• WHAT YOU WILL DO
Pictures do not belong in the copy. Output exactly the lines from the one containing "What data populates" to the end of the listing below.

+ + + + +

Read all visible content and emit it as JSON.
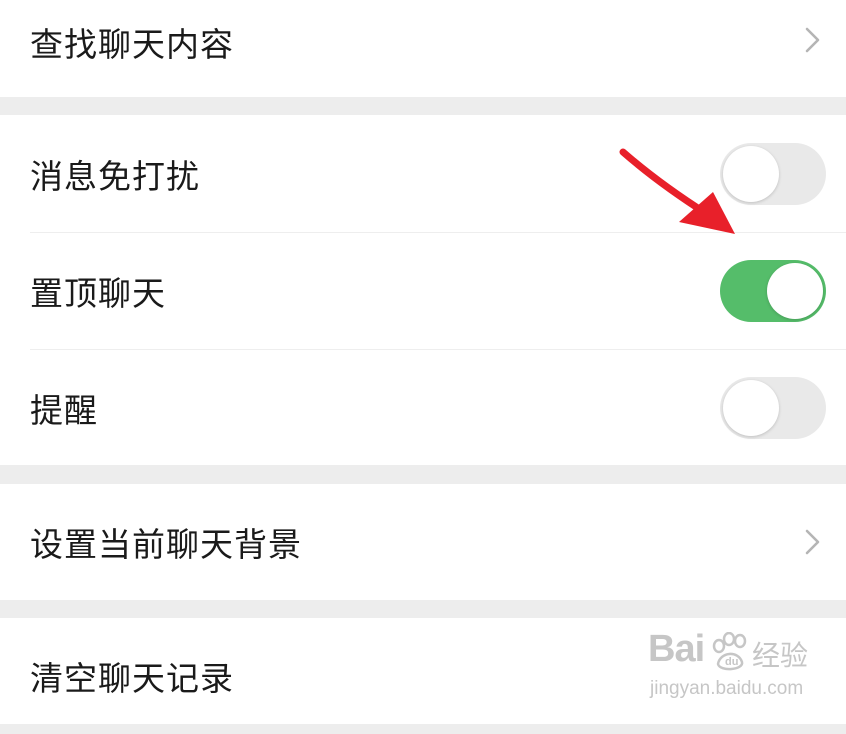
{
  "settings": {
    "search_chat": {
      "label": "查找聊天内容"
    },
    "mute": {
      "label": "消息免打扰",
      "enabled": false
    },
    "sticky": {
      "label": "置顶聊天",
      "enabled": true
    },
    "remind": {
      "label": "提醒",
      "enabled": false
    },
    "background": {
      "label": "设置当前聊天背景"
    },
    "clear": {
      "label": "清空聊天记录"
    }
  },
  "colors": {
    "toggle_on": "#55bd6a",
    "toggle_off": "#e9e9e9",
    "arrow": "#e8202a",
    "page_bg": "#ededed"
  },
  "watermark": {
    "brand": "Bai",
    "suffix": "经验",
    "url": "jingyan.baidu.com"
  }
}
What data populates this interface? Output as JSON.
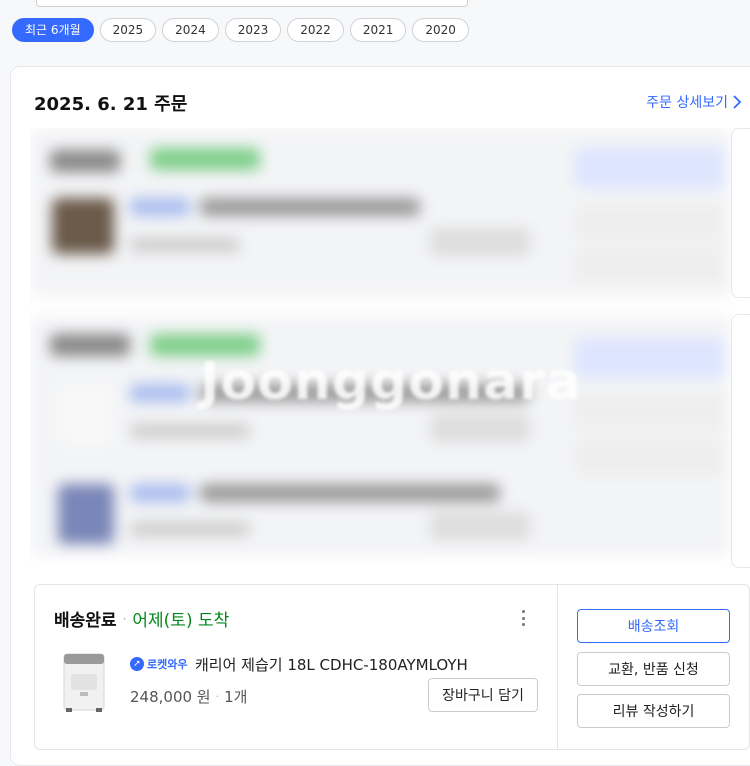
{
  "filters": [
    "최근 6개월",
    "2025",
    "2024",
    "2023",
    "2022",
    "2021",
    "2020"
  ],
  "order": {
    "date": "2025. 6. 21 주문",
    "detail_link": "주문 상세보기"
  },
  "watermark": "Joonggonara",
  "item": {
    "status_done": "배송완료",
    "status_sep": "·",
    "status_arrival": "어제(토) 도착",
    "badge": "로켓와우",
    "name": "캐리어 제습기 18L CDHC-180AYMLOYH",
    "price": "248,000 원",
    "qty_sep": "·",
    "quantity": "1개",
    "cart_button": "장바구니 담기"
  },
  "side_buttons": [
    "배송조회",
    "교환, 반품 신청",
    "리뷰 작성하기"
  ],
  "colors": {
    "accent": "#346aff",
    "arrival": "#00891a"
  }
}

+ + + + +

• OUTPUT
What data populates this interface? Output as JSON.
{
  "filters": [
    "최근 6개월",
    "2025",
    "2024",
    "2023",
    "2022",
    "2021",
    "2020"
  ],
  "order": {
    "date": "2025. 6. 21 주문",
    "detail_link": "주문 상세보기"
  },
  "watermark": "Joonggonara",
  "item": {
    "status_done": "배송완료",
    "status_sep": "·",
    "status_arrival": "어제(토) 도착",
    "badge": "로켓와우",
    "name": "캐리어 제습기 18L CDHC-180AYMLOYH",
    "price": "248,000 원",
    "qty_sep": "·",
    "quantity": "1개",
    "cart_button": "장바구니 담기"
  },
  "side_buttons": [
    "배송조회",
    "교환, 반품 신청",
    "리뷰 작성하기"
  ],
  "colors": {
    "accent": "#346aff",
    "arrival": "#00891a"
  }
}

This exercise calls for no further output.